The Nature and Origin of Ericksonian Therapy
Milton Erickson grew up following a very active life on the family farm in Phoenix Arizona. In his youth he was struck down with polio. He was often left alone for hours until one of the perennially busy family was able to attend to his needs.
He observed, one day, how his paralysed body generated some spontaneous motion in the rocking chair in which he was sitting. Although he was incapable of the necessary conscious movement, he discovered he was able to further amplify this motion - by engaging his imagination in a new way.
Experimentation let him discover how to induce movement in fingers and limbs using imaginative strategies. Over a period of months he rehabilitated his whole body. Basically he was exploring what we now call body-mind - and the brain’s plasticity - its capacity to mobilise alternative pathways to achieve an end result.
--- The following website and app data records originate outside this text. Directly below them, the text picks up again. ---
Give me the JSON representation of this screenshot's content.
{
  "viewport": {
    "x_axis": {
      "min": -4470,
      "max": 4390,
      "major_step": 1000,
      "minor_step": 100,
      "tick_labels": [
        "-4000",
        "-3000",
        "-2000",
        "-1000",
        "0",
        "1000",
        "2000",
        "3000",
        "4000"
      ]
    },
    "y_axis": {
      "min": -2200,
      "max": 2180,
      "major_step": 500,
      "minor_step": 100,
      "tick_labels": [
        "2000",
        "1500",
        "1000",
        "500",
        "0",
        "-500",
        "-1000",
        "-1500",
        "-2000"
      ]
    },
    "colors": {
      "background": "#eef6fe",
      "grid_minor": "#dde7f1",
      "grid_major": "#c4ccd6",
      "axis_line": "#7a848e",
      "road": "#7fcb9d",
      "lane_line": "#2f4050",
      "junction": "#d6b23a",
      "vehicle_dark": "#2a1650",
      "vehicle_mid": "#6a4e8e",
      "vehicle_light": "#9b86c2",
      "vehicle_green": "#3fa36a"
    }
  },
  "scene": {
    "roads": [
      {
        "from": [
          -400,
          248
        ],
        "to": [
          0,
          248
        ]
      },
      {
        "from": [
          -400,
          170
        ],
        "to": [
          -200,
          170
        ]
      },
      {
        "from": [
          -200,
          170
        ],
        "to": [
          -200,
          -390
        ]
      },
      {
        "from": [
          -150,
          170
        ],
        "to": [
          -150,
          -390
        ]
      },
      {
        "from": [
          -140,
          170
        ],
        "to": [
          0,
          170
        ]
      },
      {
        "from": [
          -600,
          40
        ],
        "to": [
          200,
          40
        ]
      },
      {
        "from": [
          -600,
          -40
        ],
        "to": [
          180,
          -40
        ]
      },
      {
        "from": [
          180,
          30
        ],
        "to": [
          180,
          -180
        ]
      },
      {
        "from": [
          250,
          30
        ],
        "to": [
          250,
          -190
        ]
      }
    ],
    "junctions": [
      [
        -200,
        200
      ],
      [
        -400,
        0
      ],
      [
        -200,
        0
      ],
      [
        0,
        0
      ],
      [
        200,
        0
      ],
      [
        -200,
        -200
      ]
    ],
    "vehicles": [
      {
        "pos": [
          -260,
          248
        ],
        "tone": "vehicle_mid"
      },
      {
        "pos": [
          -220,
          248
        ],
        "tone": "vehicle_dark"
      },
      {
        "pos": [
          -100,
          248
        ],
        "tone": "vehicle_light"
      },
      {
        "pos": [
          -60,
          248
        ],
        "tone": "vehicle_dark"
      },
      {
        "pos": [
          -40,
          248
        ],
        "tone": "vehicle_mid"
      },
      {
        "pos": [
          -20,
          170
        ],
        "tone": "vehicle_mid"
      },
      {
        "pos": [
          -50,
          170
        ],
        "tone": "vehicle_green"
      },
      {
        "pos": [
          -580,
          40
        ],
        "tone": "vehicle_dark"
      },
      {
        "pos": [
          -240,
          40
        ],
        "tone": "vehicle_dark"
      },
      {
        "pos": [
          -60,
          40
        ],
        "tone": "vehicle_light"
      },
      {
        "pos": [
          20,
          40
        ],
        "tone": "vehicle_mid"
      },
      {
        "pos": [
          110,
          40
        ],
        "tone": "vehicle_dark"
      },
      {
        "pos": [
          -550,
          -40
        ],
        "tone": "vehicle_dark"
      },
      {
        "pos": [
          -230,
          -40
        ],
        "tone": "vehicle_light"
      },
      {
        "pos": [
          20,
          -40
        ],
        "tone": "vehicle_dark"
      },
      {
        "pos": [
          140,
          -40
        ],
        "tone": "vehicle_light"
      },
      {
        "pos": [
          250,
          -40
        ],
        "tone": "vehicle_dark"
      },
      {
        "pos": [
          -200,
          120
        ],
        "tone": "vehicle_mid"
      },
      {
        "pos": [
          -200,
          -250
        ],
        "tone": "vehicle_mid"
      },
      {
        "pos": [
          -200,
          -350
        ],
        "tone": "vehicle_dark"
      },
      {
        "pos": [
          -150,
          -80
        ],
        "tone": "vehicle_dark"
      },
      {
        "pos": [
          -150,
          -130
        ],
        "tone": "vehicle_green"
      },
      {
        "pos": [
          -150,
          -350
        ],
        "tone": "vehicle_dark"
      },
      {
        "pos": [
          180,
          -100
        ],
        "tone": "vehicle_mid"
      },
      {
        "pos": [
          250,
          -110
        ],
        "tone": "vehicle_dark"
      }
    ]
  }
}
He realised that tackling problems in conventional ways the mind may be overwhelmed by their enormity. Solution lies in psychological flexibility - letting limiting mind-states go & more flexible process & unconscious resource play.
His capacity to observe and be curious allowed him to discover what mental process - associated with unconscious activity - caused the chair to rock.
Often we are too fixated in the desperate pursuit of failed conscious strategies to notice the clues the unconscious offers us about parallel routes to solution.
All processes are individual and distinctive. We may call a problem a certain name -or give it a particular diagnosis - but each individual “ does ” the problem an individual way. Therapy solutions need to be respectfully tailored in a similar way.
Careful appreciation of ways of ‘having’ the problem identifies where things go wrong - which individual resources need to be harnessed, enhanced or created.
Structured exercises & suggestion can be used to install these. Clients may be asked to do curious things which seem to have nothing to do with the problem.
These are proposed to access process from a context with greater potential for solution. Skilful framing allows useful unconscious resources to be brought to bear without engaging the previously failed - ‘consciously trying’ - mind set.
With successful results the client can give little or no account of what they do differently; nonetheless they now succeed where previously they failed.
A perfect solution is where the client cannot even remember the original problem !
Neither do clients have to experience formal ( ' heads down & eyes shut ' ) hypnosis. A really skilful practitioner will observe and access spontaneous constructive states ' on the fly' in the course of ‘ ordinary ’ exchanges.
Competent practitioners use every part of the process - from the very first phone call - to help the client. This needs an excellent command of language and clarity of mind to be systematic in discovering the problem structure. We also need to be very purposive & careful in the way we frame suggestion.
Powerful though these methods are, the Ericksonian therapist is not exercising control over you or making you do anything you don't want to. One seeks to generate possibility - of which your unconscious may choose to take advantage.
Any notion of control is irrelevant.